It can be instructive to remember that the written word follows the spoken word. We speak before we write; we encounter one another, come to know and understand someone else most surely in speech, and that primacy is probably one reason we value so highly a natural and straightforward style in writing: the writer is being real, and feels little need for pretense and self-important distance. Natural, though, does not necessarily mean casual. Just as there is a scale in dress from jeans to formal wear, so there is a scale from easy to careful in writing style. We can
One of the reasons traditional writing instruction puts so much emphasis on sentence structure is that most of the ideas we’re writing about can be seen from many different angles. In that sentence I just wrote, for example, I’m talking about reasons and traditional writing instruction, emphasis and sentence structure, ideas and writing and angles. I chose to launch out broadly (and some good writers might say not too adroitly), beginning with the indefinite pronoun one instead of cutting to the chase with the real subject and presenting all those many ideas more directly: Traditional writing instruction emphasizes the importance

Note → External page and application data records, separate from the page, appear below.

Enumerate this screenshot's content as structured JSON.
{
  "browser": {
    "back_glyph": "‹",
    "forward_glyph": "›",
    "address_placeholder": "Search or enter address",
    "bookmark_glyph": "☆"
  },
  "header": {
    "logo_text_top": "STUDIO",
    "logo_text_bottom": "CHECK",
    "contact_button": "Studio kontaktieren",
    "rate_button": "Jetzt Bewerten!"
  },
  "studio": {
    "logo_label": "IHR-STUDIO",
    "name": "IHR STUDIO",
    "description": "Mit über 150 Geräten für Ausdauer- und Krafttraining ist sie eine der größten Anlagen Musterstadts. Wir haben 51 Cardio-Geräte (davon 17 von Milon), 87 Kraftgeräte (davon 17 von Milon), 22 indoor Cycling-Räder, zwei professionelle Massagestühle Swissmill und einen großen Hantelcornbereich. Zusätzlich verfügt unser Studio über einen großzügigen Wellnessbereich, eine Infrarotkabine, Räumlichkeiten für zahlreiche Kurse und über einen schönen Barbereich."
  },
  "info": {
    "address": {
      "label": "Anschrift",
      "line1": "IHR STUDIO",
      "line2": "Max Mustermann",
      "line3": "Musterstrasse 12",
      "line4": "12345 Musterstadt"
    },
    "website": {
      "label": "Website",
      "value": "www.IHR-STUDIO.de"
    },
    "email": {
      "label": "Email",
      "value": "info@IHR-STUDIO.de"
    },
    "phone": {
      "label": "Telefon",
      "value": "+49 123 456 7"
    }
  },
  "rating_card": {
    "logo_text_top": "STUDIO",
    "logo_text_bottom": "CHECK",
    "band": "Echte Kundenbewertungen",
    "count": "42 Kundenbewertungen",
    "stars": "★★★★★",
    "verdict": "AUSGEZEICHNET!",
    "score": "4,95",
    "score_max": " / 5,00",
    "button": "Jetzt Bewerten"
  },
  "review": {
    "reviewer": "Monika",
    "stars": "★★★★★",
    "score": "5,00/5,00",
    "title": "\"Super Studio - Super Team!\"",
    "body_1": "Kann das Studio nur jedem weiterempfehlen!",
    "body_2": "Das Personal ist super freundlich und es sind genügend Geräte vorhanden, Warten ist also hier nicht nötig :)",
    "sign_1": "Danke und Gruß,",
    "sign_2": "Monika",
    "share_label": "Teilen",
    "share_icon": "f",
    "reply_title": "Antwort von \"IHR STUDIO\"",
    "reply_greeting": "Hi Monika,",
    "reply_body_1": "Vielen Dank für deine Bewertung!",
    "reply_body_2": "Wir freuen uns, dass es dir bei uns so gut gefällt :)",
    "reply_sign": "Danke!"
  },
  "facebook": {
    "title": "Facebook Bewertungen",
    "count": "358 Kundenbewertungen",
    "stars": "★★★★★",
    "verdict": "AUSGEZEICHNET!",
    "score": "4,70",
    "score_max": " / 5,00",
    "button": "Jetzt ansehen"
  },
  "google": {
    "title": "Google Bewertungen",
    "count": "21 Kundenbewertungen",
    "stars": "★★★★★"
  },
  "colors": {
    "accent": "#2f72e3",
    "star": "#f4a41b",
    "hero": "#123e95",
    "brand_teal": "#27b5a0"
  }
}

I have never met anyone—perhaps somewhere such a person lives—who will cheerfully exclaim, I enjoy drafting an outline before I begin writing. There are persons who enjoy crossword puzzles and math games of every sort, but when it comes to putting our thoughts into a grid, most of us shiver and just start writing to get the whole difficult business finished. The observation to be made here is this: outlining is both planning and discovery. It begins with a subject, or theme, and it proceeds by sectionalizing that area of investigation into topics. The derivation of the word topic is
The author Joan Didion died last week, and a number of appreciative essays remarked on the quality of her writing style. Michiko Kakutani in the New York Times said Didion’s work was “distinguished by its spareness, its surgical precision,” and Frank Bruni, also in the Times, called Didion “a sorceress of syntax.” Estimations like those can’t be ignored, because observing masterly work is essential to improving our own attempts. They can draw us on in the right direction if we too can see what they’re doing. In an essay entitled “Georgia O’Keeffe” in her collection called The White Album, Didion
For this final post of 2021, I thought it might be a good idea to recommend some works on the study of language and literature that have proved helpful to students and teachers alike. Of the making of books, of course, there is no end, so this is but a handful of titles which have come into my orbit. The field is vast, time short, and discernment a must. The point of grammar is literature, and I can justifiably make such a grand and general statement if I lean on the first definition of literature: writings in prose or verse.